**Exercise**
Each line from the one containing "Output a JSON" through the final line below must be reproduced exactly, and no others.

**The records**
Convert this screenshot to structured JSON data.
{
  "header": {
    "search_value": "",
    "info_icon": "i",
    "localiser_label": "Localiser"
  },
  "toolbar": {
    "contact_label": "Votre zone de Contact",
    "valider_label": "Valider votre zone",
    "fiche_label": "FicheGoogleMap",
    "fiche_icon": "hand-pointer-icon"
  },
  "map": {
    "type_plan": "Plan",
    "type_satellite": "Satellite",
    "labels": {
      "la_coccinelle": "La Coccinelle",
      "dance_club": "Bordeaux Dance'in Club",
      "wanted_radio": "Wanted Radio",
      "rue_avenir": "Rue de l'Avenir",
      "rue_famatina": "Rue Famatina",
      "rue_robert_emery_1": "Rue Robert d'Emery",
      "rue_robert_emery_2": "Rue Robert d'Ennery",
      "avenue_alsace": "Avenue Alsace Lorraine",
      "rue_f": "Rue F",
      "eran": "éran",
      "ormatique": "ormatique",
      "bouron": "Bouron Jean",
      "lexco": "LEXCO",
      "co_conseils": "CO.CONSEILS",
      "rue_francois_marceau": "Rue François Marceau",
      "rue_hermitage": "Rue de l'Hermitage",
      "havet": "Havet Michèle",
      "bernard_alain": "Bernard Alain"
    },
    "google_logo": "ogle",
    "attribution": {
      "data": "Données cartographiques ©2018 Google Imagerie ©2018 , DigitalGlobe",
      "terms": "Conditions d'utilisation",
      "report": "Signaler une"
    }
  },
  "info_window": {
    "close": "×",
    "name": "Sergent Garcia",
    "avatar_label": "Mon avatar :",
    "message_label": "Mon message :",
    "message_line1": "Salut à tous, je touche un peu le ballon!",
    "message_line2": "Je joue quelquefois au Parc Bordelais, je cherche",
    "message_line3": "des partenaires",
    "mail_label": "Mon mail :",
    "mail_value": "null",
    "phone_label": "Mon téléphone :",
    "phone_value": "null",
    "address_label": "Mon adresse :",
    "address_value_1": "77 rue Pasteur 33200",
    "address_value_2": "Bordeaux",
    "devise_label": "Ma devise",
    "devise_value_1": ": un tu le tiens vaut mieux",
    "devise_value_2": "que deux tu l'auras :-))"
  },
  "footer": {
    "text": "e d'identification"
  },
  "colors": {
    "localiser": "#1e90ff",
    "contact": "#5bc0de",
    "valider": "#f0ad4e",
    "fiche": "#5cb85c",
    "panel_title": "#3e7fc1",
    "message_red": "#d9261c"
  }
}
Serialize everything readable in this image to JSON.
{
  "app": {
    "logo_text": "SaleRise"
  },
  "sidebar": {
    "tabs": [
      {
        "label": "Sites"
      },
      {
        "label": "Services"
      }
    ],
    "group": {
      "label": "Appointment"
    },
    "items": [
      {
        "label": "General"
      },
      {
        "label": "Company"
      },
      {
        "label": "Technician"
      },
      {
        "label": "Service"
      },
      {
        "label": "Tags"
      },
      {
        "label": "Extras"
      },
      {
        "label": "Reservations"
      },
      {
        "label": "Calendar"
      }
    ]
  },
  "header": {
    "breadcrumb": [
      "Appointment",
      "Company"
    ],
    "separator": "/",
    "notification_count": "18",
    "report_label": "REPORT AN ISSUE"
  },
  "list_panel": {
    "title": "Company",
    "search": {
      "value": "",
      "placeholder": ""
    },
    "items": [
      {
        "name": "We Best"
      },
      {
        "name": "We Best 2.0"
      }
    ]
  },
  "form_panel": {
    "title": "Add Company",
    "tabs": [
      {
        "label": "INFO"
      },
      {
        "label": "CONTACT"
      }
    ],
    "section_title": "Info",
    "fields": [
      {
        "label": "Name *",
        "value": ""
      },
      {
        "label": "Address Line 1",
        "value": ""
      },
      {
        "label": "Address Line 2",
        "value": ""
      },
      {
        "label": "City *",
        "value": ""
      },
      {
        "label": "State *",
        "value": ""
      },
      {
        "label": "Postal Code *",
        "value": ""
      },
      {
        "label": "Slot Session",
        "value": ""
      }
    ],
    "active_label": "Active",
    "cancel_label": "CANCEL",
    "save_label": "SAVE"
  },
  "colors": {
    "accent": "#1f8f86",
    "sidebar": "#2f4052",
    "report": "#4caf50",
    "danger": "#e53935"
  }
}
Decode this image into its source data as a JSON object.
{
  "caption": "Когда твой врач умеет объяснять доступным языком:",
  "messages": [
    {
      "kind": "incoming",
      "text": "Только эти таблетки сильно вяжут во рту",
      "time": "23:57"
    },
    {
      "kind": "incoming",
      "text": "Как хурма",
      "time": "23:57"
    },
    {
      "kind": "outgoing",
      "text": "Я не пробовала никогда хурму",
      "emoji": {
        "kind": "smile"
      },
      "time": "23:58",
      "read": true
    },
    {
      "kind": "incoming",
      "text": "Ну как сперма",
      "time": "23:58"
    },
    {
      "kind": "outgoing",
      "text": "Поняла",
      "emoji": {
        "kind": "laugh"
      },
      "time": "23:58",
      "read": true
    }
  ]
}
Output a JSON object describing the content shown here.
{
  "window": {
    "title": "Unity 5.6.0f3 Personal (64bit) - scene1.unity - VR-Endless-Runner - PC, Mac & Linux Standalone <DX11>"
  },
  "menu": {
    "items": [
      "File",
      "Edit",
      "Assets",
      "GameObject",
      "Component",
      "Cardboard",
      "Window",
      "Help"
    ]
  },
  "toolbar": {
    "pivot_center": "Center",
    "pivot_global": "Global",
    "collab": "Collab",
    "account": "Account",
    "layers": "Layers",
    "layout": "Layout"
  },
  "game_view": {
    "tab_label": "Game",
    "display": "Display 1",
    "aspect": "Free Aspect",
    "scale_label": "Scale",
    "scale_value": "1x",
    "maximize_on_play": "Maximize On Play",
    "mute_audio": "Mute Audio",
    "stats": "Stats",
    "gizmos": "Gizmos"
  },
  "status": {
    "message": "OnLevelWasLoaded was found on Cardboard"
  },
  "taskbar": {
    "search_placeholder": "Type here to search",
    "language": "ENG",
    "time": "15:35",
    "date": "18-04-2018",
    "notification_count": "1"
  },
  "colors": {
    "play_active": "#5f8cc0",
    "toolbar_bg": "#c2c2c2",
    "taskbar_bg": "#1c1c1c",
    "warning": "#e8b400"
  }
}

**Answer to the problem**
Output a JSON object describing the content shown here.
{
  "window": {
    "title": "Unity 5.6.0f3 Personal (64bit) - scene1.unity - VR-Endless-Runner - PC, Mac & Linux Standalone <DX11>"
  },
  "menu": {
    "items": [
      "File",
      "Edit",
      "Assets",
      "GameObject",
      "Component",
      "Cardboard",
      "Window",
      "Help"
    ]
  },
  "toolbar": {
    "pivot_center": "Center",
    "pivot_global": "Global",
    "collab": "Collab",
    "account": "Account",
    "layers": "Layers",
    "layout": "Layout"
  },
  "game_view": {
    "tab_label": "Game",
    "display": "Display 1",
    "aspect": "Free Aspect",
    "scale_label": "Scale",
    "scale_value": "1x",
    "maximize_on_play": "Maximize On Play",
    "mute_audio": "Mute Audio",
    "stats": "Stats",
    "gizmos": "Gizmos"
  },
  "status": {
    "message": "OnLevelWasLoaded was found on Cardboard"
  },
  "taskbar": {
    "search_placeholder": "Type here to search",
    "language": "ENG",
    "time": "15:35",
    "date": "18-04-2018",
    "notification_count": "1"
  },
  "colors": {
    "play_active": "#5f8cc0",
    "toolbar_bg": "#c2c2c2",
    "taskbar_bg": "#1c1c1c",
    "warning": "#e8b400"
  }
}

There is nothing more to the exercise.